I believe "eating, lying, cooking" are all participles, but your point is valid that some -ing (phrases), whatever they're called, can play the same role.
Audiendus
Posted: Monday, May 24, 2021 8:56:28 PM
Rank: Advanced Member

Joined: 8/24/2011
Posts: 7,494
Neurons: 1,383,972
Location: London, England, United Kingdom
Bathcoup wrote:
I believe "eating, lying, cooking" are all participles, but your point is valid that some -ing (phrases), whatever they're called, can play the same role.

Yes, I would call them all participles, not gerunds. Gerunds function as nouns, but here the -ing words are adjectival. (They would be present participles in Latin, not gerunds, which have a different ending.) A gerund could be used in a prepositional phrase, e.g. "I'm very happy about eating ice cream".

But whatever we call the -ing words, Drag0nspeaker is right that the linked article should mention them! Past participle phrases can also be used as adjective complements, e.g. "He looked funny wrapped in an American flag".

There may also be rare cases where a simple adjective can be used as an adjective complement, e.g. "The cake is usually eaten cold, but it is delicious hot". Any thoughts on this?
Drag0nspeaker
Posted: Tuesday, May 25, 2021 6:24:53 AM

Rank: Advanced Member

Joined: 9/12/2011
Posts: 35,413
Neurons: 244,069
Location: Livingston, Scotland, United Kingdom
Thank you both!
That's a good point, Bathcoup. Sometimes, it's a bit "dubious" whether an "-ing" word is an adjectival participle, a verbal participle or a gerund. As you say, here they're more like parallel adjectives.
You ask "How much do I know about English grammar . . .?" - from the answers I've seen from you, you're doing OK (better than many "native speakers", definitely).


I agree that the last few examples from Audiendus are also good examples of adjective complements. One could not argue that "hot" is an adverb modifying "delicious".
TFD
Posted: Friday, May 28, 2021 12:40:11 PM

Rank: Administration

Joined: 3/10/2009
Posts: 926
Thank you all for your input. We have passed your comments on to our editorial team for consideration.

In response to your point about the word "hot" being used as an adjective complement, the following comes from the American Heritage Dictionary's entry for the term:

adv.
1. In a hot manner; hotly.
2. While hot: foods that are best eaten hot.

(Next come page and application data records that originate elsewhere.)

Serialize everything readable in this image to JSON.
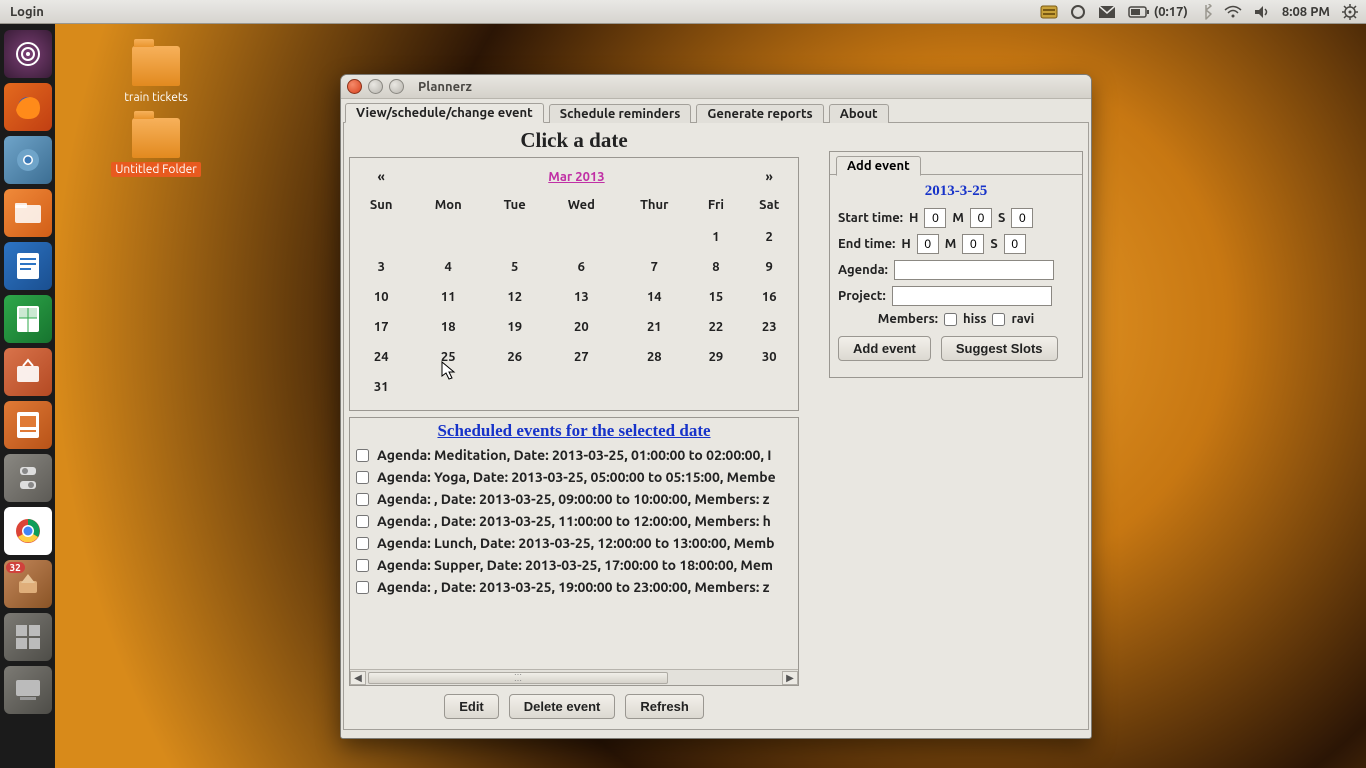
{
  "top_panel": {
    "app_menu": "Login",
    "battery": "(0:17)",
    "clock": "8:08 PM"
  },
  "desktop": {
    "icon1_label": "train tickets",
    "icon2_label": "Untitled Folder"
  },
  "launcher": {
    "updates_badge": "32"
  },
  "window": {
    "title": "Plannerz",
    "tabs": {
      "t1": "View/schedule/change event",
      "t2": "Schedule reminders",
      "t3": "Generate reports",
      "t4": "About"
    },
    "click_date_title": "Click a date",
    "calendar": {
      "prev": "«",
      "next": "»",
      "month_label": "Mar 2013",
      "dow": {
        "sun": "Sun",
        "mon": "Mon",
        "tue": "Tue",
        "wed": "Wed",
        "thu": "Thur",
        "fri": "Fri",
        "sat": "Sat"
      },
      "cells": {
        "r0c5": "1",
        "r0c6": "2",
        "r1c0": "3",
        "r1c1": "4",
        "r1c2": "5",
        "r1c3": "6",
        "r1c4": "7",
        "r1c5": "8",
        "r1c6": "9",
        "r2c0": "10",
        "r2c1": "11",
        "r2c2": "12",
        "r2c3": "13",
        "r2c4": "14",
        "r2c5": "15",
        "r2c6": "16",
        "r3c0": "17",
        "r3c1": "18",
        "r3c2": "19",
        "r3c3": "20",
        "r3c4": "21",
        "r3c5": "22",
        "r3c6": "23",
        "r4c0": "24",
        "r4c1": "25",
        "r4c2": "26",
        "r4c3": "27",
        "r4c4": "28",
        "r4c5": "29",
        "r4c6": "30",
        "r5c0": "31"
      }
    },
    "add_event": {
      "tab_label": "Add event",
      "date": "2013-3-25",
      "start_label": "Start time:",
      "end_label": "End time:",
      "H": "H",
      "M": "M",
      "S": "S",
      "start_h": "0",
      "start_m": "0",
      "start_s": "0",
      "end_h": "0",
      "end_m": "0",
      "end_s": "0",
      "agenda_label": "Agenda:",
      "agenda_value": "",
      "project_label": "Project:",
      "project_value": "",
      "members_label": "Members:",
      "member1": "hiss",
      "member2": "ravi",
      "add_btn": "Add event",
      "suggest_btn": "Suggest Slots"
    },
    "scheduled": {
      "title": "Scheduled events for the selected date",
      "items": {
        "e0": "Agenda: Meditation, Date: 2013-03-25, 01:00:00 to 02:00:00, I",
        "e1": "Agenda: Yoga, Date: 2013-03-25, 05:00:00 to 05:15:00, Membe",
        "e2": "Agenda: , Date: 2013-03-25, 09:00:00 to 10:00:00, Members: z",
        "e3": "Agenda: , Date: 2013-03-25, 11:00:00 to 12:00:00, Members: h",
        "e4": "Agenda: Lunch, Date: 2013-03-25, 12:00:00 to 13:00:00, Memb",
        "e5": "Agenda: Supper, Date: 2013-03-25, 17:00:00 to 18:00:00, Mem",
        "e6": "Agenda: , Date: 2013-03-25, 19:00:00 to 23:00:00, Members: z"
      },
      "edit_btn": "Edit",
      "delete_btn": "Delete event",
      "refresh_btn": "Refresh"
    }
  }
}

(https://www.thefreedictionary.com/hot)
Audiendus
Posted: Friday, May 28, 2021 9:23:55 PM
Rank: Advanced Member

Joined: 8/24/2011
Posts: 7,494
Neurons: 1,383,972
Location: London, England, United Kingdom
TFD wrote:
adv.
1. In a hot manner; hotly.
2. While hot: foods that are best eaten hot.

I wouldn't call 'hot' an adverb in (2). It describes the foods, not the method of eating.
Drag0nspeaker
Posted: Friday, May 28, 2021 9:29:54 PM

Rank: Advanced Member

Joined: 9/12/2011
Posts: 35,413
Neurons: 244,069
Location: Livingston, Scotland, United Kingdom

I agree - the food is not "hotly delicious" or "deliciously hot", the food is delicious when the food is hot.
Users browsing this topic
Guest


Forum Jump
You cannot post new topics in this forum.
You cannot reply to topics in this forum.
You cannot delete your posts in this forum.
You cannot edit your posts in this forum.
You cannot create polls in this forum.
You cannot vote in polls in this forum.